The release of historic reserve surpluses within each turn of the cycle cushions the impact of softening rates. This cycle is no different, with annual releases continuing to be recognized from an ever depleting pool of reserve surpluses.
However, within this soft cycle, insurers have also benefited from relatively benign loss activity, especially in terms of global catastrophe activity. Since the international catastrophes of 2010 and 2011, results have not in general reflected normalized loss experience, which over the long term will be the measure of rating adequacy.
Reinsurers’ combined ratios in 2013 and 2014 outperformed 2006 and 2007. This was largely a result of the combined effects of reserve releases and a benign loss environment. This occurred despite reinsurance rate declines of approximately 25 percent in the same period.
In addition, insurance carriers have experienced ever escalating regulatory capital requirements. While the increased requirements are less prominent in specialty insurance and reinsurance markets, the escalation is still evident and provides a greater loss absorption capacity than carriers would have had in previous soft cycles.
The combined impact of reserve releases, a benign loss environment and more robust balance sheets have helped to cushion the impact of the softening cycle and hence delay the onset of mergers & acquisition (M&A) pressures.
However, these delaying influences cannot be expected to endure. Reserve surpluses are finite, loss activity is unlikely to indefinitely continue at below normalized levels and higher capital requirements reduce operational leverage, thereby placing further pressure on underwriting margins.
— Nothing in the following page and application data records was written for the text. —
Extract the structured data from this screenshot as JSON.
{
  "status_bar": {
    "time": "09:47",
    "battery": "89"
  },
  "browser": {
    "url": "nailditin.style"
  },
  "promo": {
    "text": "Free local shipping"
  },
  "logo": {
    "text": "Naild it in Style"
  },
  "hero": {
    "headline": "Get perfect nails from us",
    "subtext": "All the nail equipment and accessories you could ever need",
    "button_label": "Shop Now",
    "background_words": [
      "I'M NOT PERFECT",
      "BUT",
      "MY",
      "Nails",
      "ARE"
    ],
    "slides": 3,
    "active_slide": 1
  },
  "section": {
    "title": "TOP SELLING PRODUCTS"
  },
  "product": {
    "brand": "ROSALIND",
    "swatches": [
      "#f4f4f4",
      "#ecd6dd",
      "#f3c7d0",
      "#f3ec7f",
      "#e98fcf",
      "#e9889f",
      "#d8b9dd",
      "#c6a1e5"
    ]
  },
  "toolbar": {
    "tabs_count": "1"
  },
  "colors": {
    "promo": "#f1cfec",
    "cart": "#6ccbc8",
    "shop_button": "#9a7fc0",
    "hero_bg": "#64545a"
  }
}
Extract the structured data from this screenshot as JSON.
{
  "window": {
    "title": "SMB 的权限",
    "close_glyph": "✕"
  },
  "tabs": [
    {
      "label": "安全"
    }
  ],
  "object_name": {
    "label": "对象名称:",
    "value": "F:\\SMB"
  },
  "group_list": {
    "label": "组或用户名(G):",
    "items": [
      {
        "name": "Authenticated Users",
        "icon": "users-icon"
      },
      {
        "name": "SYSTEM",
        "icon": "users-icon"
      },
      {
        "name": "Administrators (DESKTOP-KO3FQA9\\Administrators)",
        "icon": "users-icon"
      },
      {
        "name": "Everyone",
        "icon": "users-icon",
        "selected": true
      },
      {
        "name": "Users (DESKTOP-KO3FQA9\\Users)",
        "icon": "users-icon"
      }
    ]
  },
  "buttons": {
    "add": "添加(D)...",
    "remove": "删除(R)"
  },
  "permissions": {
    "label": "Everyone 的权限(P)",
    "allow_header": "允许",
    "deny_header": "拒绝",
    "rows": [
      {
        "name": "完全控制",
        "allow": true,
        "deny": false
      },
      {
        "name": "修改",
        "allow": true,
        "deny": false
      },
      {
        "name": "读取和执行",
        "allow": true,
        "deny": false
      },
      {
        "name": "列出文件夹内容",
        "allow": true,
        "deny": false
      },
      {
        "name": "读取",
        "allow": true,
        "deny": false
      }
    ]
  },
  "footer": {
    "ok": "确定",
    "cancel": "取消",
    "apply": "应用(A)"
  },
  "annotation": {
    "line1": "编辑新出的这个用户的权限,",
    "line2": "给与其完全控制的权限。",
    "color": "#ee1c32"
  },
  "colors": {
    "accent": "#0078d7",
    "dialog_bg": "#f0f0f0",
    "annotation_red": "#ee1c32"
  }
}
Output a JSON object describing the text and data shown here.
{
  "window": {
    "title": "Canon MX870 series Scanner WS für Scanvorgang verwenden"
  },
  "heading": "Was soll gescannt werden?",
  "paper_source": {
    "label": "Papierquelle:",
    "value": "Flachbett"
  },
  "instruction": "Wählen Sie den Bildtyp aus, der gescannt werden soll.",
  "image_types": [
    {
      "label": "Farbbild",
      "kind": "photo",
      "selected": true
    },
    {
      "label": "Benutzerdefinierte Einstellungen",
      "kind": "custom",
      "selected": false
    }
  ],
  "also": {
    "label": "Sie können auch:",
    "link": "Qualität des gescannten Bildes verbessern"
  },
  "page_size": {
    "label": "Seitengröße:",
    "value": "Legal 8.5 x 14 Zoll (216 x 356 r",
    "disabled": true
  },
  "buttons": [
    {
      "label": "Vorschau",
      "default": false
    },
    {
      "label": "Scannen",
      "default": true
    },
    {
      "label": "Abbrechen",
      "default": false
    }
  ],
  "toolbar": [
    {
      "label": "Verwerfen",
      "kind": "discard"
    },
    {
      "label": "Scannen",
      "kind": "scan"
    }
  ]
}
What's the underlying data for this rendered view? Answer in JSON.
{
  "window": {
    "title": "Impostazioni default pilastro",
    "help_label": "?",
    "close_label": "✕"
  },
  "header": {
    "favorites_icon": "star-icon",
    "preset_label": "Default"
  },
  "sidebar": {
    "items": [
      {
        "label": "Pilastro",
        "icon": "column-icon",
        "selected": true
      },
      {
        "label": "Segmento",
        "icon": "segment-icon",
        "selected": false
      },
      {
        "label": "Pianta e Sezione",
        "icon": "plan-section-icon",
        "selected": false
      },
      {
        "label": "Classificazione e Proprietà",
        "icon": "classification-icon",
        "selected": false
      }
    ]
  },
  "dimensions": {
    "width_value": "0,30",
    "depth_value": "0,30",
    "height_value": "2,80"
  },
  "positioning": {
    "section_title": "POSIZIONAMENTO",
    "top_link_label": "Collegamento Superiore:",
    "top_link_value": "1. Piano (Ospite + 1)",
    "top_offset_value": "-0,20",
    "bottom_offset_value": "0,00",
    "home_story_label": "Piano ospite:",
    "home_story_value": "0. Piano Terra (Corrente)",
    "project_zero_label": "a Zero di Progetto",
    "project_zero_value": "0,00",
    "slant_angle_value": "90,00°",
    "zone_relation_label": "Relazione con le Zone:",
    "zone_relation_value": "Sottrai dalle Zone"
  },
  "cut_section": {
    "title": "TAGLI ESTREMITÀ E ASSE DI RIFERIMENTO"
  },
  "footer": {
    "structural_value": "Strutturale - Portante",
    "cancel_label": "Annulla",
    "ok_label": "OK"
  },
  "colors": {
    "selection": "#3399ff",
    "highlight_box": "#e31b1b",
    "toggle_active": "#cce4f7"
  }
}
It is reasonable to anticipate that the declining rate and low investment yield environments will eventually be realized more fully in financial results. At this time, businesses will face further challenges and consequently may pursue corporate M&A transactions. As such, the inflection point in returns where carriers focus on M&A to address low profits should continue to be relevant. Its full arrival has been delayed so far - with a possible exception in the reinsurer landscape.